Most gardeners have a pretty good idea of how much their gardening success depends on insect-visitors to the garden that pollinate our garden crops. Without those pollinators, we would have less good food to eat!
|Monarch Butterfly laying eggs on Swamp Milkweed. PHOTO/Amygwh|
Learning more about the many kinds of pollinators, how to attract them, and how to protect them, can help us all keep that good food coming into the kitchen.
An upcoming Pollinator Symposium, set for September 23 at the Monastery of the Holy Spirit in Conyers, GA, will provide an opportunity for us to learn more. I am on the Monarchs Across Georgia committee that is organizing the symposium, so I will be there, of course.
Even though this will not be a veggie-focused event, I am looking forward to learning more and figuring out how to apply the information in my own yard.
Speakers include Sonia Altizer, from UGA, on Monarch Butterflies; Nancy Lee Adamson, from the Xerces Society and USDA, on native bees; Kim Bailey, from Milkweed Meadows Farm, on hummingbirds; and Keren Giovengo, UGA Marine Extension, on gardening for pollinators.
After the talks, there are additional activities for participants to engage in. Options include butterfly walks on the grounds of the Monastery, led by Phil Delestrez of Georgia Parks and by Father Francis Michael Stiteler of the Monastery; a nature walk led by Robby Astrove, Park Ranger at Davidson-Arabia Mountain Nature Preserve; Monarch butterfly tagging with Monarch Watch; and learning to participate in a citizen science project with Project Monarch Health.
Registration is $75 (a lot, I know), and the registration deadline is September 16. The Monastery conference center is not huge, so space is limited. If you are interested in attending, registering soon, through the Monarchs Across Georgia Events page online, would be a good idea.
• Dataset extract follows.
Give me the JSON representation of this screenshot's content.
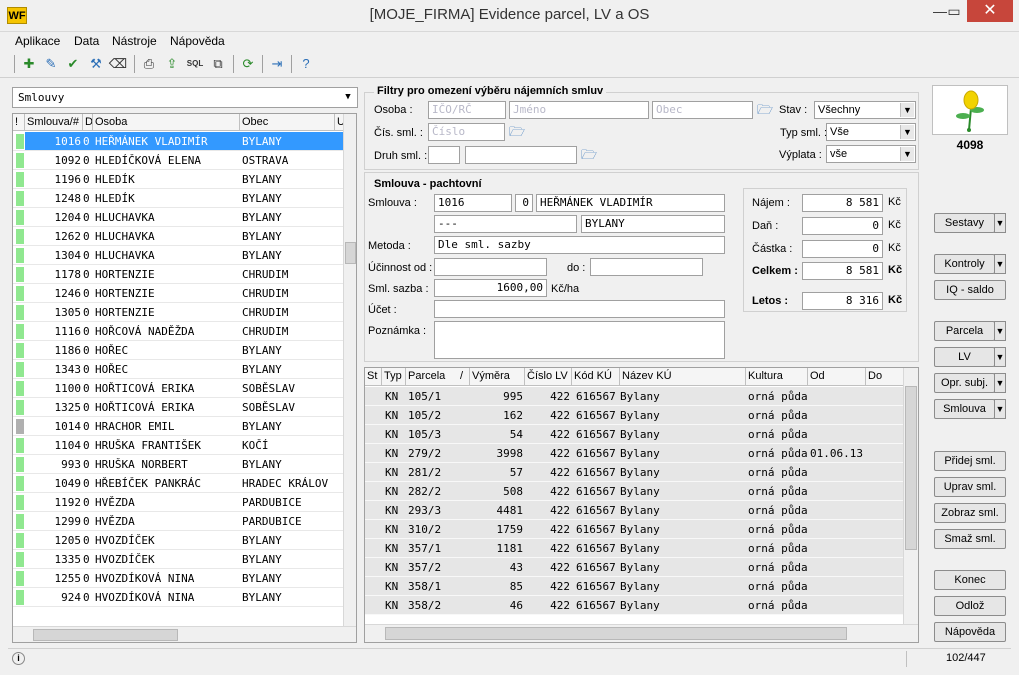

The registration fee includes a box lunch and one-year of membership to the Environmental Education Alliance.
The Monastery will have milkweed and other plants-for-pollinators for sale at its Abbey Garden Store.
I am looking forward to spending the day learning from experts and hanging out with gardeners and others (foodies, maybe?) who want to do more to support our pollination helpers!
See you there?